I had heard that cry only twice in my life, but the sound is burned into my memory. This cry … this lament … pierced my soul. Instinctively, I understood an emotion so great, I knew no words existed to express it.
It was 2009. Atlanta. I was attending a very hip conference held in a ginormous arena with a bijillion other people. It was one of those gatherings you attend to get inspired and hear lots of interesting lectures from a variety of people.
Some speakers hawk their books; some, with all the cunning of a very successful salesman, give you advice on managing finances; many speakers offer instructions on how to live a better life. It is an energetic time with all the creative, special effects of a music concert. Sometimes they even use a smoke machine and have jugglers.
This segment was wedged between a couple of things that I cannot remember now, which is crazy because this particular moment is chiseled into my brain.
The stage lights came up and there was well-dressed young man with a mic in his hand standing at the edge of the stage with the emcee. He was introduced to the crowd as Jimmy from Kenya. Jimmy was a now grown-up, sponsored child of Compassion International and was going to share his story.
I was very familiar with Compassion. Many of the churches and groups I had been associated with displayed Compassion brochures. I had met several people over the years who had sponsored children.
One of my favorite musicians and poets, Rich Mullins, was an advocate for Compassion during his life. Many times, at conferences like this one, I had walked past booths with rows of info cards bearing photographs of children in other countries waiting to be sponsored.
I would glance at them, smile at the person behind the table of photo faces and continue walking by.
When Jimmy began to speak, I was intrigued. He had a beautiful accent, a gentle and very intelligent delivery, and I liked his sweater vest.
Jimmy told of growing up in extreme poverty in Kenya. He was a street child, a garbage picker at age four. He watched his infant sister die of starvation in his mother’s arms.
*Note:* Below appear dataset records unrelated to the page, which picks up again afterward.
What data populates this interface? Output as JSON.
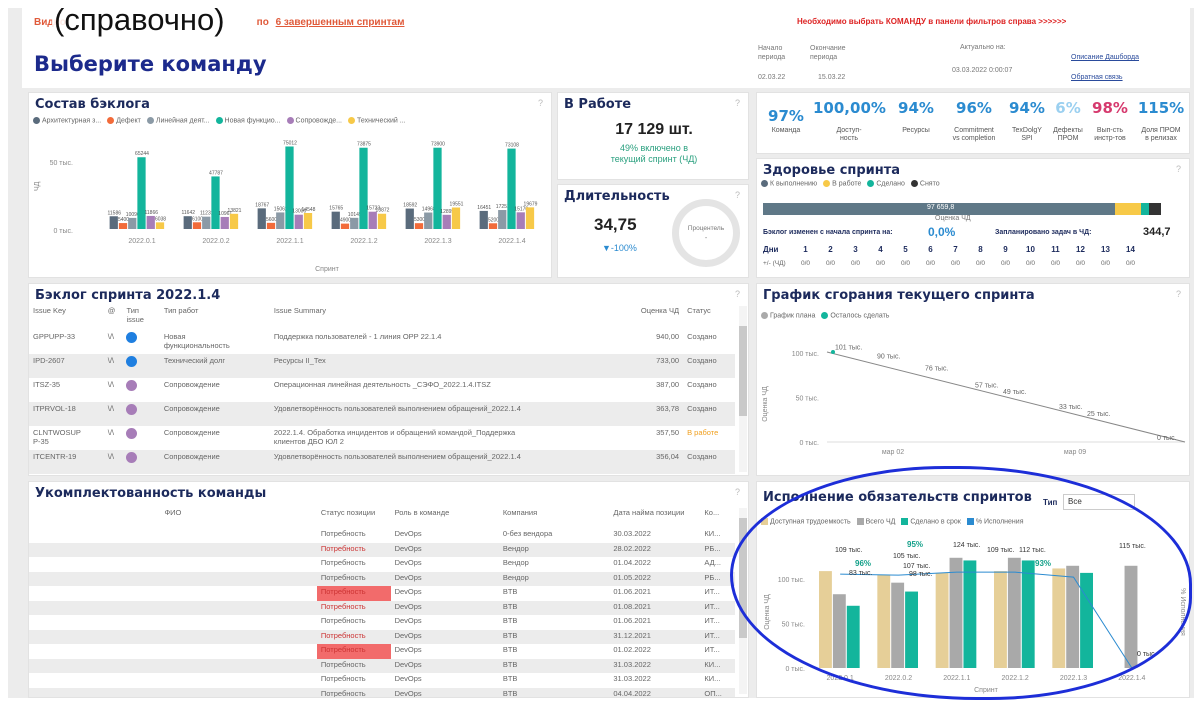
{
  "overlay_caption": "(справочно)",
  "banner": {
    "left": "Видно",
    "link": "6 завершенным спринтам",
    "left_tail": "по",
    "warning": "Необходимо выбрать КОМАНДУ в панели фильтров справа >>>>>>"
  },
  "header": {
    "title": "Выберите команду",
    "start_lbl": "Начало\nпериода",
    "end_lbl": "Окончание\nпериода",
    "start": "02.03.22",
    "end": "15.03.22",
    "actual_lbl": "Актуально на:",
    "actual": "03.03.2022 0:00:07",
    "link_desc": "Описание Дашборда",
    "link_fb": "Обратная связь"
  },
  "backlog_comp": {
    "title": "Состав бэклога",
    "legend": [
      {
        "label": "Архитектурная з...",
        "color": "#5a6b7c"
      },
      {
        "label": "Дефект",
        "color": "#f26b3a"
      },
      {
        "label": "Линейная деят...",
        "color": "#8b9aa6"
      },
      {
        "label": "Новая функцио...",
        "color": "#13b59c"
      },
      {
        "label": "Сопровожде...",
        "color": "#a77db8"
      },
      {
        "label": "Технический ...",
        "color": "#f7c948"
      }
    ],
    "ylabel": "ЧД",
    "xlabel": "Спринт",
    "yticks": [
      "50 тыс.",
      "0 тыс."
    ]
  },
  "in_work": {
    "title": "В Работе",
    "value": "17 129 шт.",
    "sub": "49% включено в\nтекущий спринт (ЧД)"
  },
  "duration": {
    "title": "Длительность",
    "value": "34,75",
    "delta": "▼-100%",
    "gauge_label": "Процентель",
    "gauge_sub": "-"
  },
  "kpis": [
    {
      "value": "97%",
      "label": "Команда"
    },
    {
      "value": "100,00%",
      "label": "Доступ-\nность"
    },
    {
      "value": "94%",
      "label": "Ресурсы"
    },
    {
      "value": "96%",
      "label": "Commitment\nvs completion"
    },
    {
      "value": "94%",
      "label": "TexDolgY\nSPI"
    },
    {
      "value": "6%",
      "label": "Дефекты\nПРОМ"
    },
    {
      "value": "98%",
      "label": "Вып-сть\nинстр-тов"
    },
    {
      "value": "115%",
      "label": "Доля ПРОМ\nв релизах"
    }
  ],
  "health": {
    "title": "Здоровье спринта",
    "legend": [
      {
        "label": "К выполнению",
        "color": "#5a6b7c"
      },
      {
        "label": "В работе",
        "color": "#f7c948"
      },
      {
        "label": "Сделано",
        "color": "#13b59c"
      },
      {
        "label": "Снято",
        "color": "#333"
      }
    ],
    "bar_value": "97 659,8",
    "bar_axis": "Оценка ЧД",
    "changed_lbl": "Бэклог изменен с начала спринта на:",
    "changed": "0,0%",
    "planned_lbl": "Запланировано задач в ЧД:",
    "planned": "344,7",
    "days_lbl": "Дни",
    "days": [
      "1",
      "2",
      "3",
      "4",
      "5",
      "6",
      "7",
      "8",
      "9",
      "10",
      "11",
      "12",
      "13",
      "14"
    ],
    "row_lbl": "+/- (ЧД)",
    "row_vals": [
      "0/0",
      "0/0",
      "0/0",
      "0/0",
      "0/0",
      "0/0",
      "0/0",
      "0/0",
      "0/0",
      "0/0",
      "0/0",
      "0/0",
      "0/0",
      "0/0"
    ]
  },
  "sprint_backlog": {
    "title": "Бэклог спринта 2022.1.4",
    "headers": [
      "Issue Key",
      "@",
      "Тип issue",
      "Тип работ",
      "Issue Summary",
      "Оценка ЧД",
      "Статус"
    ],
    "rows": [
      {
        "key": "GPPUPP-33",
        "at": "\\/\\",
        "color": "#1f7fe0",
        "type": "Новая\nфункциональность",
        "summary": "Поддержка пользователей - 1 линия OPP 22.1.4",
        "est": "940,00",
        "status": "Создано",
        "orange": false
      },
      {
        "key": "IPD-2607",
        "at": "\\/\\",
        "color": "#1f7fe0",
        "type": "Технический долг",
        "summary": "Ресурсы II_Тех",
        "est": "733,00",
        "status": "Создано",
        "orange": false
      },
      {
        "key": "ITSZ-35",
        "at": "\\/\\",
        "color": "#a77db8",
        "type": "Сопровождение",
        "summary": "Операционная линейная деятельность _СЭФО_2022.1.4.ITSZ",
        "est": "387,00",
        "status": "Создано",
        "orange": false
      },
      {
        "key": "ITPRVOL-18",
        "at": "\\/\\",
        "color": "#a77db8",
        "type": "Сопровождение",
        "summary": "Удовлетворённость пользователей выполнением обращений_2022.1.4",
        "est": "363,78",
        "status": "Создано",
        "orange": false
      },
      {
        "key": "CLNTWOSUP\nP-35",
        "at": "\\/\\",
        "color": "#a77db8",
        "type": "Сопровождение",
        "summary": "2022.1.4. Обработка инцидентов и обращений командой_Поддержка\nклиентов ДБО ЮЛ 2",
        "est": "357,50",
        "status": "В работе",
        "orange": true
      },
      {
        "key": "ITCENTR-19",
        "at": "\\/\\",
        "color": "#a77db8",
        "type": "Сопровождение",
        "summary": "Удовлетворённость пользователей выполнением обращений_2022.1.4",
        "est": "356,04",
        "status": "Создано",
        "orange": false
      }
    ]
  },
  "burndown": {
    "title": "График сгорания текущего спринта",
    "legend": [
      {
        "label": "График плана",
        "color": "#aaa"
      },
      {
        "label": "Осталось сделать",
        "color": "#13b59c"
      }
    ],
    "ylabel": "Оценка ЧД",
    "yticks": [
      "100 тыс.",
      "50 тыс.",
      "0 тыс."
    ],
    "xticks": [
      "мар 02",
      "мар 09"
    ],
    "labels": [
      "101 тыс.",
      "90 тыс.",
      "76 тыс.",
      "57 тыс.",
      "49 тыс.",
      "33 тыс.",
      "25 тыс.",
      "0 тыс."
    ]
  },
  "staffing": {
    "title": "Укомплектованность команды",
    "headers": [
      "ФИО",
      "Статус позиции",
      "Роль в команде",
      "Компания",
      "Дата найма позиции",
      "Ко..."
    ],
    "rows": [
      {
        "status": "Потребность",
        "role": "DevOps",
        "company": "0-без вендора",
        "date": "30.03.2022",
        "ko": "КИ...",
        "red": false
      },
      {
        "status": "Потребность",
        "role": "DevOps",
        "company": "Вендор",
        "date": "28.02.2022",
        "ko": "РБ...",
        "red": true
      },
      {
        "status": "Потребность",
        "role": "DevOps",
        "company": "Вендор",
        "date": "01.04.2022",
        "ko": "АД...",
        "red": false
      },
      {
        "status": "Потребность",
        "role": "DevOps",
        "company": "Вендор",
        "date": "01.05.2022",
        "ko": "РБ...",
        "red": false
      },
      {
        "status": "Потребность",
        "role": "DevOps",
        "company": "BTB",
        "date": "01.06.2021",
        "ko": "ИТ...",
        "red": true
      },
      {
        "status": "Потребность",
        "role": "DevOps",
        "company": "BTB",
        "date": "01.08.2021",
        "ko": "ИТ...",
        "red": true
      },
      {
        "status": "Потребность",
        "role": "DevOps",
        "company": "BTB",
        "date": "01.06.2021",
        "ko": "ИТ...",
        "red": false
      },
      {
        "status": "Потребность",
        "role": "DevOps",
        "company": "BTB",
        "date": "31.12.2021",
        "ko": "ИТ...",
        "red": true
      },
      {
        "status": "Потребность",
        "role": "DevOps",
        "company": "BTB",
        "date": "01.02.2022",
        "ko": "ИТ...",
        "red": true
      },
      {
        "status": "Потребность",
        "role": "DevOps",
        "company": "BTB",
        "date": "31.03.2022",
        "ko": "КИ...",
        "red": false
      },
      {
        "status": "Потребность",
        "role": "DevOps",
        "company": "BTB",
        "date": "31.03.2022",
        "ko": "КИ...",
        "red": false
      },
      {
        "status": "Потребность",
        "role": "DevOps",
        "company": "BTB",
        "date": "04.04.2022",
        "ko": "ОП...",
        "red": false
      }
    ]
  },
  "commitment": {
    "title": "Исполнение обязательств спринтов",
    "filter_lbl": "Тип",
    "filter_val": "Все",
    "legend": [
      {
        "label": "Доступная трудоемкость",
        "color": "#e6cf98"
      },
      {
        "label": "Всего ЧД",
        "color": "#a9a9a9"
      },
      {
        "label": "Сделано в срок",
        "color": "#13b59c"
      },
      {
        "label": "% Исполнения",
        "color": "#2b8bd0"
      }
    ],
    "ylabel": "Оценка ЧД",
    "ylabel2": "% Исполнения",
    "xlabel": "Спринт",
    "yticks": [
      "100 тыс.",
      "50 тыс.",
      "0 тыс."
    ],
    "labels": [
      "109 тыс.",
      "96%",
      "83 тыс.",
      "105 тыс.",
      "95%",
      "107 тыс.",
      "98 тыс.",
      "124 тыс.",
      "109 тыс.",
      "112 тыс.",
      "93%",
      "115 тыс.",
      "0 тыс."
    ]
  },
  "chart_data": [
    {
      "type": "bar",
      "title": "Состав бэклога",
      "xlabel": "Спринт",
      "ylabel": "ЧД",
      "categories": [
        "2022.0.1",
        "2022.0.2",
        "2022.1.1",
        "2022.1.2",
        "2022.1.3",
        "2022.1.4"
      ],
      "series": [
        {
          "name": "Архитектурная з...",
          "values": [
            11586,
            11642,
            18767,
            15765,
            18592,
            16451
          ]
        },
        {
          "name": "Дефект",
          "values": [
            5400,
            6100,
            5600,
            4900,
            5300,
            5200
          ]
        },
        {
          "name": "Линейная деят...",
          "values": [
            10096,
            11231,
            15062,
            10145,
            14968,
            17251
          ]
        },
        {
          "name": "Новая функцио...",
          "values": [
            65244,
            47787,
            75012,
            73875,
            73900,
            73108
          ]
        },
        {
          "name": "Сопровожде...",
          "values": [
            11866,
            10961,
            13006,
            15723,
            12895,
            15170
          ]
        },
        {
          "name": "Технический ...",
          "values": [
            6038,
            13821,
            14548,
            13872,
            19551,
            19679
          ]
        }
      ]
    },
    {
      "type": "line",
      "title": "График сгорания текущего спринта",
      "ylabel": "Оценка ЧД",
      "x": [
        "мар 02",
        "мар 09"
      ],
      "series": [
        {
          "name": "График плана",
          "values": [
            101000,
            0
          ]
        },
        {
          "name": "Осталось сделать",
          "values": [
            101000,
            101000
          ]
        }
      ],
      "ylim": [
        0,
        110000
      ]
    },
    {
      "type": "bar",
      "title": "Исполнение обязательств спринтов",
      "xlabel": "Спринт",
      "ylabel": "Оценка ЧД",
      "categories": [
        "2022.0.1",
        "2022.0.2",
        "2022.1.1",
        "2022.1.2",
        "2022.1.3",
        "2022.1.4"
      ],
      "series": [
        {
          "name": "Доступная трудоемкость",
          "values": [
            109000,
            105000,
            107000,
            109000,
            112000,
            0
          ]
        },
        {
          "name": "Всего ЧД",
          "values": [
            83000,
            96000,
            124000,
            124000,
            115000,
            115000
          ]
        },
        {
          "name": "Сделано в срок",
          "values": [
            70000,
            86000,
            121000,
            121000,
            107000,
            0
          ]
        },
        {
          "name": "% Исполнения",
          "values": [
            96,
            95,
            98,
            98,
            93,
            0
          ]
        }
      ]
    }
  ]
}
He wasn’t being dramatic, he wasn’t overly emotional, he was just speaking his truth.
I don’t remember all of his story, but I do recall his desperate mother went on a quest to find help while Jimmy stayed with relatives who already had a crowded table and a crowded home.
Eventually, his mother returned with hope. She had found a Compassion child development center in a distant village. She gathered up Jimmy, who was 8 years old by then, and they traveled on a long train ride through the night to Compassion.
While he recalled the beginnings of his story, Jimmy had been holding a piece of paper in his hand. He explained it was a letter he received a few months after he had arrived at the Compassion development center. This letter, he expressed with his beautiful accent, defined the rest of his life.
I cannot recall all the words of the letter, but I remember he started reading it aloud:
“Hello Jimmy, my name is Mark ….”
It was from Jimmy’s sponsor, a young man from Canada. I knew these words had been reread many times throughout the 19 years since they had been written.
The course of Jimmy’s life had been changed. Jimmy finished his story by sharing with the crowd that he was now a Compassion sponsor himself, was attending college and hoped to be a pastor in his own community in Kenya one day.
People clapped. It was a beautiful story.
The emcee said a few things and then asked Jimmy if he had ever talked to his sponsor. No, Jimmy had not.
Would he like to one day?
Yes, yes, he would, he nodded.
From the other side of the stage, a man began to walk toward Jimmy. This man was Jimmy’s long ago letter writer and sponsor.
And then I heard it.
The one that comes deep from your soul when emotion is so great there are no words. When this child/man saw his sponsor face to face , he embraced him. I remember he lay his head on his sponsor’s chest like a child would do to a father.
The microphone was still on and that cry, not a sobbing cry but a soul-piercing wail, from Jimmy was being echoed all across the arena. I wished the sound man would turn off the mic.
My mind was silently screaming for someone to turn off the stage lights. I had to look away.
This raw emotion, this intensely personal moment between the two of them made me feel like an intruder. I looked down at my hands in my lap and cried.
That was the day I signed up to be a Compassion sponsor.
When the photo cards of the children needing sponsors were passed down my aisle, I didn’t pray to get just the right child, didn’t pray for a boy or a girl, didn’t pray for a child to be from a specific country or to be a certain age.
My silent prayer was that there would be enough cards for me to get a child, any child, anywhere.
If sponsoring a child could have this kind of impact, hold this much emotion, become this personal…then I wanted in.
How could I not?
ABOUT THE AUTHOR: Kim Ramey is a mixed media artist, blogger and Compassion sponsor. You can read more from Kim at www.frontdoorstudios.com